In trying to collect all the water he can get to draw votes, Mr Chouhan is borrowing from the strategy used by Vijay Rupani and the BJP leadership in Gujarat ahead of December's election. They projected the new Sardar Sarovar Dam on the Narmada as the one-stop solution for all of Gujarat's water problems, claiming it will provide drinking water to over a hundred towns and more than half the state's 18,000 villages. The dam is also expected to irrigate large chunks of farming land in 15 districts.
"We cannot be totally dependent on the Sardar Sarovar project. The Naramda water should be seen as an add-on of local sources of water and not as the main source," said B N Navalawala, the advisor to Gujarat Chief Minister on water management. "Everyone is talking about the Narmada, but the Tapi river which flows westward into the Arabian Sea is the driest it has ever been in the last 40 years." (The Tapi irrigates large tracts of land in Surat and Valsad districts of South Gujarat.)
Farmer organisations in Gujarat allege that the government knew in October that there was insufficient water in the Sardar Sarovar reservoir and that a large crisis was imminent, but hid the truth because of the state election. It was only last month that the administration made the unprecedented announcement that Narmada water will not be available for irrigation after March 15 (it will be reserved to supply drinking water). Farmers have been advised to not sow crops in the summer season unless they have other sources of water like borewells, built at their own expense. From today, three districts have been told that their supply of Narmada water is being cut off - ahead of the March 15 deadline the government has set for the state.
"Normally, the water supply is cut off in June-July. If it is stopped in March, our crop will die. We have no choice but to look for other work as quickly as possible. Migration has already begun to Surat and Mumbai," he said.

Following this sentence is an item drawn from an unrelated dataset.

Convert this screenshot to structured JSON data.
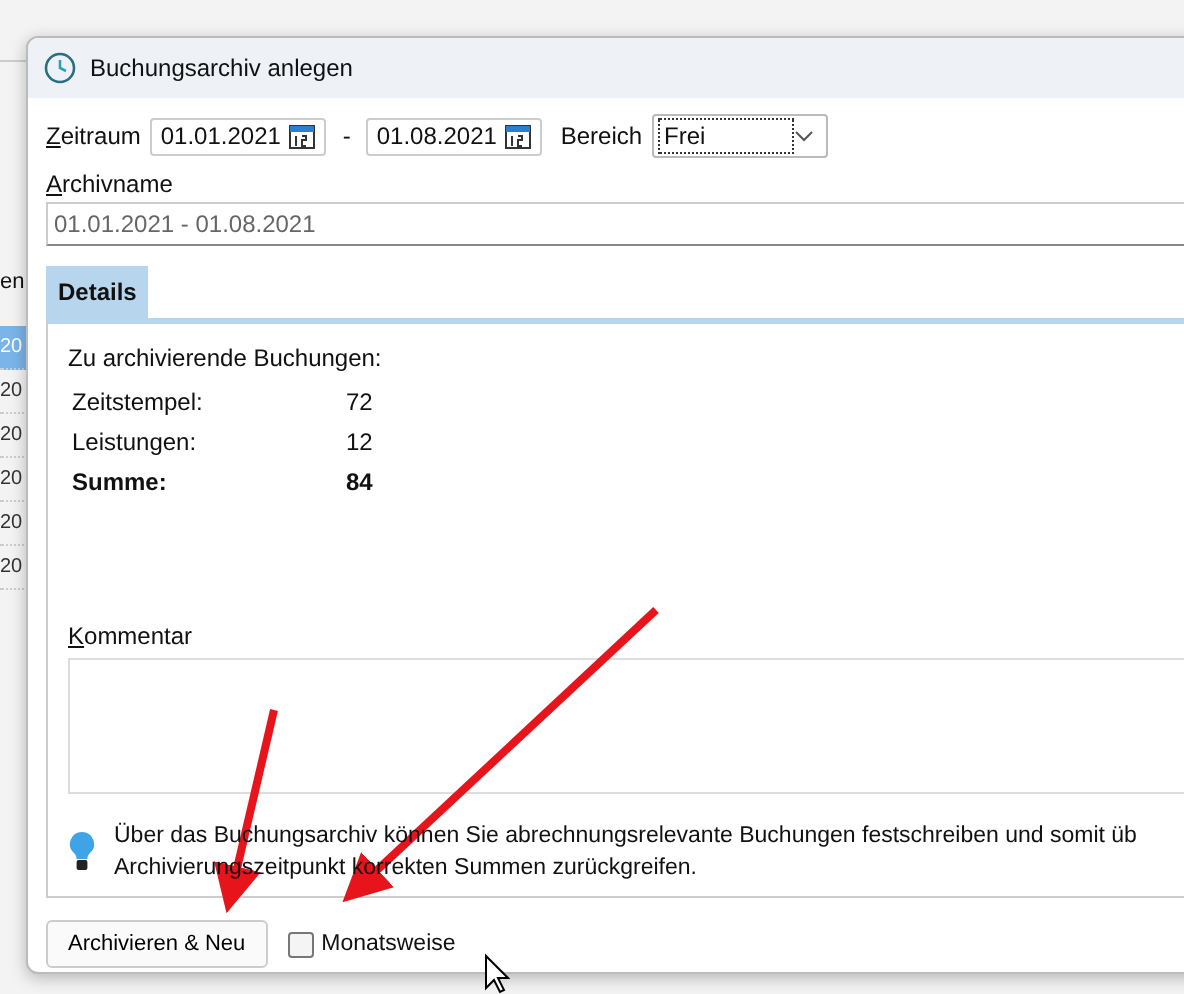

Recent reports in the Gujarati media have claimed that PM Modi's much-headlined seaplane ride from the Sabarmati riverfront (developed as a tourist destination by him) in Ahmedabad to a dam in North Gujarat on the last day of campaigning was enabled because the river received more water from the Narmada dam than it should have. "They should have stopped in October, once the gravity of the water shortage became known, and preserved every drop for drinking purpose in the coming summer months" says Sagar Rabadi, a senior representative of a farmers' rights organization. Chief minister Vijay Rupani made sure that the Aji Dam in his constituency of Rajkot, Saurashtra's largest city, was filled to capacity. (The pipeline to bring the Narmada's water to Rajkot was laid in a record 7 months in time for the assembly polls. The BJP won 6 of the 8 seats in the district.)
"Right now we are giving the industry 50% less than their quota of water so it's a lie that water meant for irrigation is being diverted. Except for the Ukai dam, all other dams in Gujarat have sufficient water from last monsoon for farming purposes. The Narmada water will only be used for drinking," said Parbatbhai Savabhai Patel, the state's Water Minister.
The BJP leadership has described the Narmada as the lifeline of Gujarat, but with its government in Madhya Pradesh at its most vulnerable in recent years, the competing claims over the river are starker and more consequential than ever before.